Tissue engineering with stem cells
It’s an ambitious goal which involves cooperation between scientists at Imperial and three other UK universities.
This approach is called tissue engineering, and involves using stem cells to create new heart muscle. Tissue engineers have already made other body parts – such as skin and windpipes – from stem cells, and transplanted them successfully into human patients. But the heart is far more complex than the windpipe. It's a mix of different types of cell, all lined up perfectly in the right proportions and directions to beat together in a highly controlled way.
The Centre is headed by Imperial's Professor of Cardiac Pharmacology, Sian Harding (pictured above), who is a leading figure in the study of heart muscle cells in the failing heart.

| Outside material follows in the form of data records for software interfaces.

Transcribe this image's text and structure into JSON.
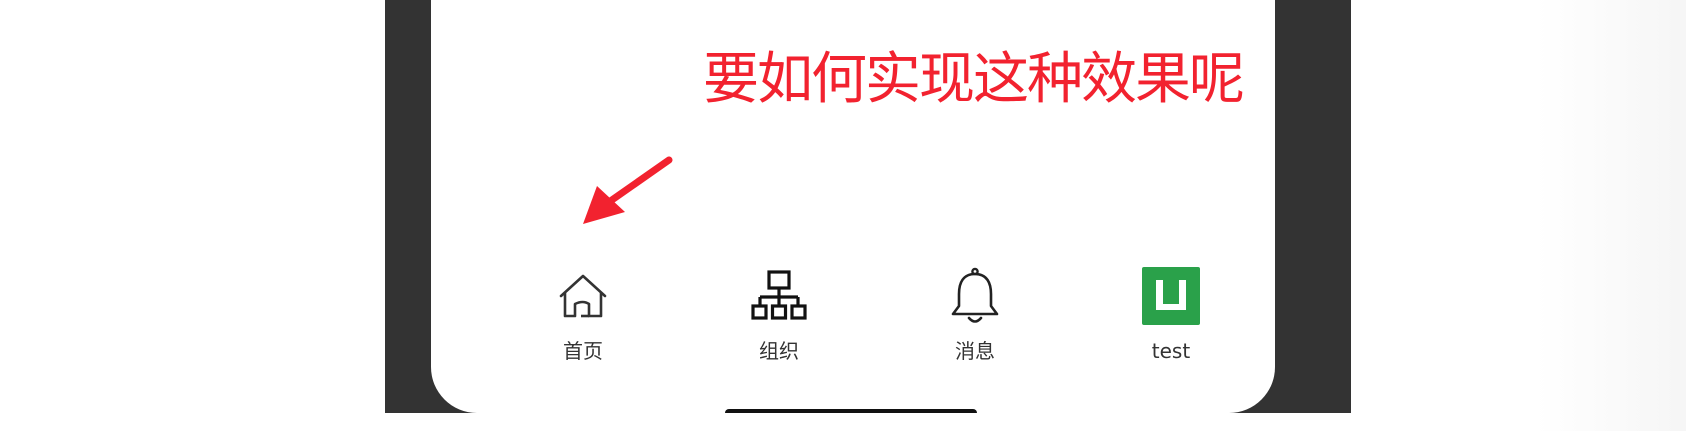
{
  "annotation": {
    "text": "要如何实现这种效果呢",
    "color": "#f2222f"
  },
  "tabs": [
    {
      "label": "首页",
      "icon": "home-icon"
    },
    {
      "label": "组织",
      "icon": "org-chart-icon"
    },
    {
      "label": "消息",
      "icon": "bell-icon"
    },
    {
      "label": "test",
      "icon": "app-logo-icon",
      "icon_color": "#2aa14a"
    }
  ],
  "colors": {
    "frame": "#333333",
    "screen": "#ffffff",
    "tab_label": "#333333"
  }
}
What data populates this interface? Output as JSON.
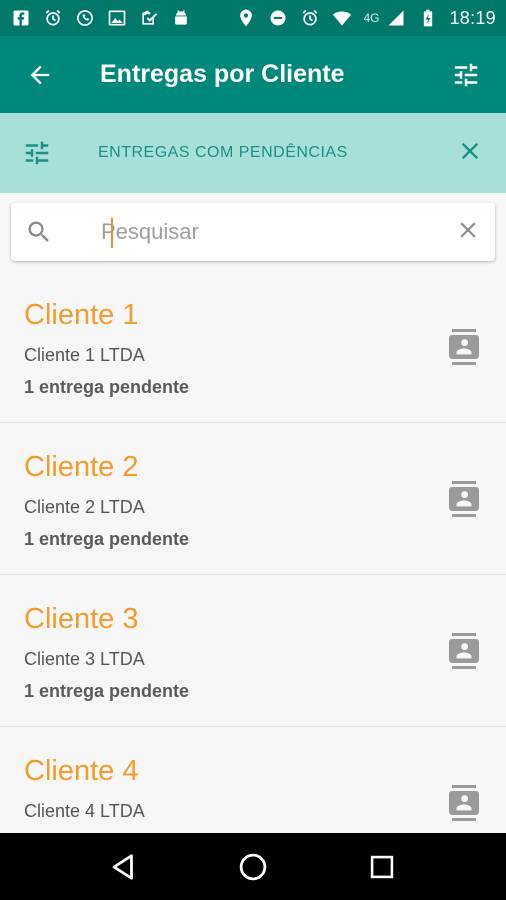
{
  "status_bar": {
    "network": "4G",
    "time": "18:19"
  },
  "app_bar": {
    "title": "Entregas por Cliente"
  },
  "filter": {
    "label": "ENTREGAS COM PENDÊNCIAS"
  },
  "search": {
    "placeholder": "Pesquisar",
    "value": ""
  },
  "clients": [
    {
      "name": "Cliente 1",
      "company": "Cliente 1 LTDA",
      "pending": "1 entrega pendente"
    },
    {
      "name": "Cliente 2",
      "company": "Cliente 2 LTDA",
      "pending": "1 entrega pendente"
    },
    {
      "name": "Cliente 3",
      "company": "Cliente 3 LTDA",
      "pending": "1 entrega pendente"
    },
    {
      "name": "Cliente 4",
      "company": "Cliente 4 LTDA",
      "pending": ""
    }
  ],
  "colors": {
    "status_bar": "#00796b",
    "app_bar": "#00897b",
    "filter_bar": "#a7dfd9",
    "filter_text": "#1b8f85",
    "client_name": "#f59b2c"
  },
  "icons": {
    "back": "arrow-back-icon",
    "filter": "tune-icon",
    "close": "close-icon",
    "search": "search-icon",
    "contact": "contact-card-icon"
  }
}
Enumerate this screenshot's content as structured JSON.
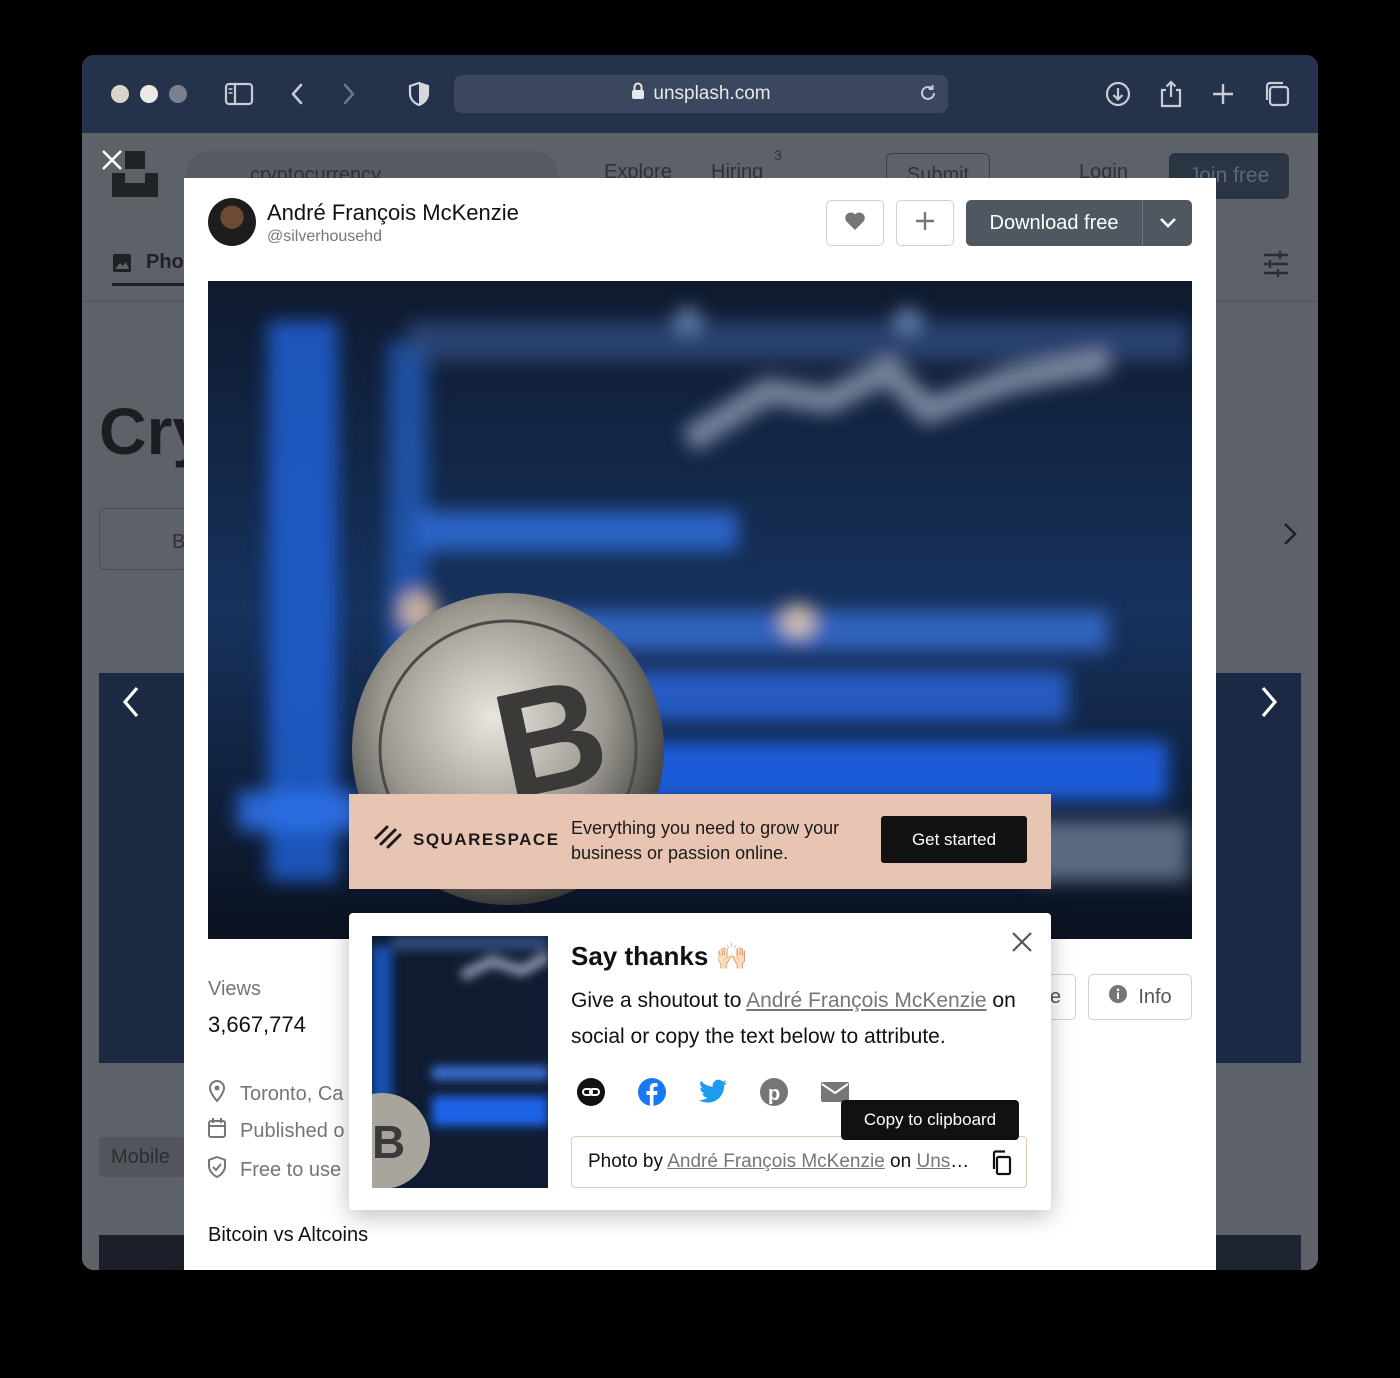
{
  "browser": {
    "url": "unsplash.com",
    "icons": [
      "sidebar-icon",
      "back-icon",
      "forward-icon",
      "shield-icon",
      "lock-icon",
      "reload-icon",
      "download-icon",
      "share-icon",
      "new-tab-icon",
      "tabs-icon"
    ]
  },
  "background_page": {
    "search_value": "cryptocurrency",
    "nav": [
      "Explore",
      "Hiring"
    ],
    "hiring_badge": "3",
    "submit_label": "Submit",
    "login_label": "Login",
    "join_label": "Join free",
    "tab_label": "Pho",
    "heading_fragment": "Cry",
    "chip_fragment": "B",
    "card_label_fragment": "Mobile"
  },
  "modal": {
    "author_name": "André François McKenzie",
    "author_handle": "@silverhousehd",
    "download_label": "Download free",
    "views_label": "Views",
    "views_value": "3,667,774",
    "location": "Toronto, Ca",
    "published": "Published o",
    "license": "Free to use",
    "description": "Bitcoin vs Altcoins",
    "share_fragment": "e",
    "info_label": "Info"
  },
  "ad": {
    "brand": "SQUARESPACE",
    "text": "Everything you need to grow your business or passion online.",
    "cta": "Get started"
  },
  "thanks": {
    "title": "Say thanks 🙌🏻",
    "body_prefix": "Give a shoutout to ",
    "body_link": "André François McKenzie",
    "body_suffix": " on social or copy the text below to attribute.",
    "credit_prefix": "Photo by ",
    "credit_author": "André François McKenzie",
    "credit_mid": " on ",
    "credit_site": "Unsplash",
    "tooltip": "Copy to clipboard"
  },
  "colors": {
    "titlebar": "#24324c",
    "download_button": "#4f5860",
    "ad_background": "#e8c5b2",
    "tooltip": "#111111"
  }
}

Professor Harding and her colleagues are also helping to take a separate programme of work to the next stage – growing new heart muscle from dormant stem cells in the heart. This exciting science will be led by BHF Professor Michael Schneider, who discovered that the adult heart contains a very small population of apparently dormant stem cells that could be targeted with medicines and then used to help the heart to repair itself after a heart attack.